Limited physical activity – While visiting a favorite senior, relatives may soon discover their loved one is rarely exercising. If a person is afraid of falling, he or she may stop participating in activities such as going out for short walks or attending group exercise classes at a local gym. Additionally, some seniors may choose not to go on daily walks because they are afraid to go alone. Lack of exercise can be detrimental to a person’s quality of life and can have an adverse impact on health. A trained caregiver can encourage an older person to participate in daily exercise activities while taking steps to prevent falls and the risk of injury. Before starting an exercise routine, always consult a physician and request a fall-risk assessment.

Poor personal hygiene and care – A senior loved one’s appearance may begin to look disheveled. Soiled clothes, poor hygiene, and body odor may become increasingly evident. In some cases, seniors who live at home alone may be reluctant to bathe or shower because no one will be there to assist them in the event of a fall. Making bathroom improvements, such as installing grab bars, can help, but some seniors may still feel insecure about the risk of slipping and falling while alone. In other cases, older adults may struggle to remember to clean up or wash, especially if they have Alzheimer’s or another form of dementia. Personal appearance and grooming may also be affected in some seniors with limited vision or sense of smell. Senior loved ones may benefit from personal care services that include assistance with bathing, grooming, and toileting.

Reduced driving ability – Family members may notice that a grandparent’s car is showing signs of recent mishaps, such as dents, scratches, and scrapes. Encourage loved ones to talk with a physician and share their fears and concerns about reduced driving ability. Discuss possible health issues that may be interfering with the person’s ability to drive safely. Not being able to drive anymore can affect a person’s sense of independence, as well as his or her ability to get out, run errands, and go to medical appointments. A companion caregiver can provide both companionship and transportation to a senior who is unable to drive.
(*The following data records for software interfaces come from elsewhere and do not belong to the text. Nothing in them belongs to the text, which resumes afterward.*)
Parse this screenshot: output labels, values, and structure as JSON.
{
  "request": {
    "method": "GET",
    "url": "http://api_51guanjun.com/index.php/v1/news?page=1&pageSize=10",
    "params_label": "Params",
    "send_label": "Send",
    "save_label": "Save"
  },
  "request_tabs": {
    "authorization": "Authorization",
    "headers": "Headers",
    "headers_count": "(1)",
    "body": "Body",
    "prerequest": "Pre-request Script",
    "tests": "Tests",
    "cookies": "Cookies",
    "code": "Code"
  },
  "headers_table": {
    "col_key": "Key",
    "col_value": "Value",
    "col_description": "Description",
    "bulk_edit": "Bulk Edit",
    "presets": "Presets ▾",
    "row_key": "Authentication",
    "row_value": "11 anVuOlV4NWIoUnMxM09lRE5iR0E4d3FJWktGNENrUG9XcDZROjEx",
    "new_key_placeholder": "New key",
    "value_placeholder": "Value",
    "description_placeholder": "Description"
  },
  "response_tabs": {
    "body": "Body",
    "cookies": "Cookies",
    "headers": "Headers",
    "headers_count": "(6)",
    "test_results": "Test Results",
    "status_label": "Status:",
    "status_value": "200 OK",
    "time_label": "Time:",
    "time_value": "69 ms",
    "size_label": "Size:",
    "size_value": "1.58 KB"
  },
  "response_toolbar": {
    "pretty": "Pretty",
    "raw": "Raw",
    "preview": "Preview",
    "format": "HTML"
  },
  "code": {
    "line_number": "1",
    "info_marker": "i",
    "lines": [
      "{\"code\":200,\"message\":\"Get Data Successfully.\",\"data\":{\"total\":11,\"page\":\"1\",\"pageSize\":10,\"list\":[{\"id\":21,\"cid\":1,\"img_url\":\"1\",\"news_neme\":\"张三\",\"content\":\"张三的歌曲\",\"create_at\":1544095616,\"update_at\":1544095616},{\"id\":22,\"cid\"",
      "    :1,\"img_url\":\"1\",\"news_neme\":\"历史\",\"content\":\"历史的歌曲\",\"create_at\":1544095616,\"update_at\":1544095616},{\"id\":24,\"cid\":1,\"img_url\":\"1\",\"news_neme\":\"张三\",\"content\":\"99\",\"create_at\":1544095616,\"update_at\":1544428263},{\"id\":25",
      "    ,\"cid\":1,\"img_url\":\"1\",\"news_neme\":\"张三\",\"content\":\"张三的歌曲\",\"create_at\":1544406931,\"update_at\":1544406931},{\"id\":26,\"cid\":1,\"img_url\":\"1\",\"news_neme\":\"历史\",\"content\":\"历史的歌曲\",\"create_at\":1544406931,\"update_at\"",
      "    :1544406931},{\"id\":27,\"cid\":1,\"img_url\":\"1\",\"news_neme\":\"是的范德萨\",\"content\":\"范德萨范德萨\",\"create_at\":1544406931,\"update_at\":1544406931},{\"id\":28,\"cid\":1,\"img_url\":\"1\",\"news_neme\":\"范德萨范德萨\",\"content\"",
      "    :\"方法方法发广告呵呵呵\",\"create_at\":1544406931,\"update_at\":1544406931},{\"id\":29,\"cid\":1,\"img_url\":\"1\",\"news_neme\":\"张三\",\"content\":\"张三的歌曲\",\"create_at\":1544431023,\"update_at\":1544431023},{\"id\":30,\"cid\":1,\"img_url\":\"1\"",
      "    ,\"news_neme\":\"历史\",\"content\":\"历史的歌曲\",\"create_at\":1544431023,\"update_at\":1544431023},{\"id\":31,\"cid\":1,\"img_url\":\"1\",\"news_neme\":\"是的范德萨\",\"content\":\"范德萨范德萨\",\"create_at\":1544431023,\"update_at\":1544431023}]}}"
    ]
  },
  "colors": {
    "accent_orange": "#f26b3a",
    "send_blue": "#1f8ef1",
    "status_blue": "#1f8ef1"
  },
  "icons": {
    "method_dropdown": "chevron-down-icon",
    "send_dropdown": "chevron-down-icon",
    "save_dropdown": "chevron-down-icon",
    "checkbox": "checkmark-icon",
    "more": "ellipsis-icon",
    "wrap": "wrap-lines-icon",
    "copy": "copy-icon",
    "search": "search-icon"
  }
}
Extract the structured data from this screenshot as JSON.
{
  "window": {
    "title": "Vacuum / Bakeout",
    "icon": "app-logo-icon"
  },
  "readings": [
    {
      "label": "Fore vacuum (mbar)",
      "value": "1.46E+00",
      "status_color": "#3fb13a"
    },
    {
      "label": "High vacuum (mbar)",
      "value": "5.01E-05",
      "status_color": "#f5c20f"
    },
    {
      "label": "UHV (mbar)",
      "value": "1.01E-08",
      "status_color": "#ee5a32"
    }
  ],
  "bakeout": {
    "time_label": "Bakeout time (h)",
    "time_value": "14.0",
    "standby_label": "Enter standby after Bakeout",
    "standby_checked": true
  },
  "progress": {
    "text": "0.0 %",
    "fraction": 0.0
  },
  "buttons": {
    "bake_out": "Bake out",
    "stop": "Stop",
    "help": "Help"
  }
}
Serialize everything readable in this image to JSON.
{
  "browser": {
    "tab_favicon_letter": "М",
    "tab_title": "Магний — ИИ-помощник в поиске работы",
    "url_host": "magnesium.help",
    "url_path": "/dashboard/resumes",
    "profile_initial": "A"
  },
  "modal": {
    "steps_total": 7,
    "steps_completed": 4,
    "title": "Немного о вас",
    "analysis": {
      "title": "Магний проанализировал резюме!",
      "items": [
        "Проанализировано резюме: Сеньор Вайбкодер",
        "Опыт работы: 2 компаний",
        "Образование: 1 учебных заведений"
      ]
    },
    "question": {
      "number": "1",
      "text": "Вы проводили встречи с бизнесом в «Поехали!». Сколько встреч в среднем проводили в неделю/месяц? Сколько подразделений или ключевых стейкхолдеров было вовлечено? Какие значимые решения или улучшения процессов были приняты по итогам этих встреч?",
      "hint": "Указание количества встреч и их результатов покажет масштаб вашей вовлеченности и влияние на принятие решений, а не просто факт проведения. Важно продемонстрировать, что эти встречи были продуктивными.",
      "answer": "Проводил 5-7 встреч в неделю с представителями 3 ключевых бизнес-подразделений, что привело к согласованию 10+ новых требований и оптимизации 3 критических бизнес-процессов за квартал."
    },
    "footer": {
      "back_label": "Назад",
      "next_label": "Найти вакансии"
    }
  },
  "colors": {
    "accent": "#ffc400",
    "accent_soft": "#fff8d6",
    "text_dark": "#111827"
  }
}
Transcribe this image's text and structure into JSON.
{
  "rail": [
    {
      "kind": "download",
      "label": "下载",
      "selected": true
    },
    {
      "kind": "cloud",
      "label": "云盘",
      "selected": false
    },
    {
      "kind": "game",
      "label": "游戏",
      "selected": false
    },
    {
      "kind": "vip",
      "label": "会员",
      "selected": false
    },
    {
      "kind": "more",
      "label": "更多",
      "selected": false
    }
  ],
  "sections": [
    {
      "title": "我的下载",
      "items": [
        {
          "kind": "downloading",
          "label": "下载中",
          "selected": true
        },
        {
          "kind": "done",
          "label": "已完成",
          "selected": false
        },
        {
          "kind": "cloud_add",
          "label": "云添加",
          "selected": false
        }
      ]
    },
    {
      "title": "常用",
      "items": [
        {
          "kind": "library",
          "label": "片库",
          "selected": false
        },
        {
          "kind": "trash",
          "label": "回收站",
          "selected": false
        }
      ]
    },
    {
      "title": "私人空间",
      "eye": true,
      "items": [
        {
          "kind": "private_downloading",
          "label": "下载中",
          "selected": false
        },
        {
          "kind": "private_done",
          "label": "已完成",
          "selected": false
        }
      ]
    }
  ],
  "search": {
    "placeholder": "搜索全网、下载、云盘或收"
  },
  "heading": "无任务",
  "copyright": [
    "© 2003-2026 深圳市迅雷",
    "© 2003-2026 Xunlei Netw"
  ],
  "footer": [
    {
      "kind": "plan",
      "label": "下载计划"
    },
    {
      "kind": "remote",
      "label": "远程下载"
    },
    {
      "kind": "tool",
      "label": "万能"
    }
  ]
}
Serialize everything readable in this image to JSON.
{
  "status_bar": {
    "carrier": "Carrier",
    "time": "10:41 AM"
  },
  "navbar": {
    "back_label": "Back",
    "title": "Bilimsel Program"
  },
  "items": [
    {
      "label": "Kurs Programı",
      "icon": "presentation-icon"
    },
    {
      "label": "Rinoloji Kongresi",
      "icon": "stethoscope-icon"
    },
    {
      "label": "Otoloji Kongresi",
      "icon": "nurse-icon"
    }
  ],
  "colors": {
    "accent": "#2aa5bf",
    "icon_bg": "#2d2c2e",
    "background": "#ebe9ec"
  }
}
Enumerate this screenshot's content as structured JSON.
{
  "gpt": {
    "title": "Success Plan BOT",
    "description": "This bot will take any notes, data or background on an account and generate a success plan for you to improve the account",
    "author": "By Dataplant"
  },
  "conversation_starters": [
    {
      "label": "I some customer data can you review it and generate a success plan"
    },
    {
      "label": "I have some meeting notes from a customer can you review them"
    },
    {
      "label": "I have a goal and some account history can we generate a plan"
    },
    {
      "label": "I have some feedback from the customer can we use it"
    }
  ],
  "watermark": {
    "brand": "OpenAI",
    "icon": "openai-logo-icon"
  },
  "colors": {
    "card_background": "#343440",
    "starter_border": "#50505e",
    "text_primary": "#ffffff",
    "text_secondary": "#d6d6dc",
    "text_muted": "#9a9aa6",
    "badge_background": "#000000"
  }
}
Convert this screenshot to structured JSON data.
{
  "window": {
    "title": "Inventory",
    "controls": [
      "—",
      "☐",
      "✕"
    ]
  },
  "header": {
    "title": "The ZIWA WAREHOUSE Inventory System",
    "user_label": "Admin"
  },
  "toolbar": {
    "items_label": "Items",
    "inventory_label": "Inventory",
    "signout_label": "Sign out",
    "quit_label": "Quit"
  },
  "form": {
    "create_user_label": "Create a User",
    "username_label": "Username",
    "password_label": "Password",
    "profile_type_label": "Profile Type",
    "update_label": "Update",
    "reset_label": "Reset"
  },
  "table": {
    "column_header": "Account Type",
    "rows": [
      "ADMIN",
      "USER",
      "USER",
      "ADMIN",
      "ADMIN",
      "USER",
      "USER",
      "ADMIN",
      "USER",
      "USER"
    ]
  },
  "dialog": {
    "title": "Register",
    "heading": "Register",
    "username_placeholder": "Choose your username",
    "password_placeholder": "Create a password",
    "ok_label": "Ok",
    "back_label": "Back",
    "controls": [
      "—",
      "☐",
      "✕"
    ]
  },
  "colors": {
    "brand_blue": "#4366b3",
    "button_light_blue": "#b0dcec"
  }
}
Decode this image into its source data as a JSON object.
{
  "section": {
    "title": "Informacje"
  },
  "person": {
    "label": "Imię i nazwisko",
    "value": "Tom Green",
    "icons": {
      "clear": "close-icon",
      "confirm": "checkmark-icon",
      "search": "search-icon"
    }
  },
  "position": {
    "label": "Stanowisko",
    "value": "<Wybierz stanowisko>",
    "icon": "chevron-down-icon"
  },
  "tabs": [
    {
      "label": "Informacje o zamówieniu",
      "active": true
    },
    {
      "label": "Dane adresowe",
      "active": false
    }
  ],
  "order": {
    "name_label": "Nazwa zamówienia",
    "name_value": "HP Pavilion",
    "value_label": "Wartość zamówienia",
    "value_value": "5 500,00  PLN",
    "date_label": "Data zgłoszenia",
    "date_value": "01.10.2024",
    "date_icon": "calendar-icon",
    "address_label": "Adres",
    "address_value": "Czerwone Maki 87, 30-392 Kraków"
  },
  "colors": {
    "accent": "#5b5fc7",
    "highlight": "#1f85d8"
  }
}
Inability to maintain a clean and healthy home environment – Not being able to maintain as orderly and clean a home as previously may signal a need for extra assistance or home care services. An older adult who is physically frail may not be able to complete everyday household chores. Signs of increased clutter, together with a failure to dispose of accumulated garbage or expired perishable foods, may also raise health and safety concerns for some seniors and their families.

Busy schedules and work responsibilities can often interfere with a family’s ability to pay attention to warning signs that show an older senior may need home health care services. We hope this blog gives insight to some of those essential clues that indicate it is time to provide that extra care and assistance.

Is there a senior in your life who would benefit from in-home health care services? Does a family caregiver need help and assistance in caring for an older spouse or elderly parent? Give Senior Helpers a call and find out how we can help! Call us today at (407) 628-4357. Senior Helpers Orlando provides Alzheimer’s care and home health care services in the counties of Orange, Osceola and Seminole.

Ana P. DeLane
Senior Helpers Orlando Team Member

References and resources:

Donovan NJ, Wu Q, Rentz DM, Sperling RA, Marshall GA, Glymour MM. Loneliness, depression and cognitive function in older U.S. adults. Int J Geriatr Psychiatry 2016, 32(5): 564-573; information retrieved February 1, 2019, from https://www.ncbi.nlm.nih.gov/pmc/articles/PMC5102822/

Echouffo-Tcheugui JB, Conner SC, Himali JJ, Maillard P, DeCarli CS, Beiser AS, Vasan RS, Seshadri S. Circulating cortisol and cognitive and structural brain measures. Neurology 2018, 91(21): e1961-e1970; DOI: 10.1212/WNL.0000000000006549; retrieved February 1, 2019, from http://n.neurology.org/content/91/21/e1961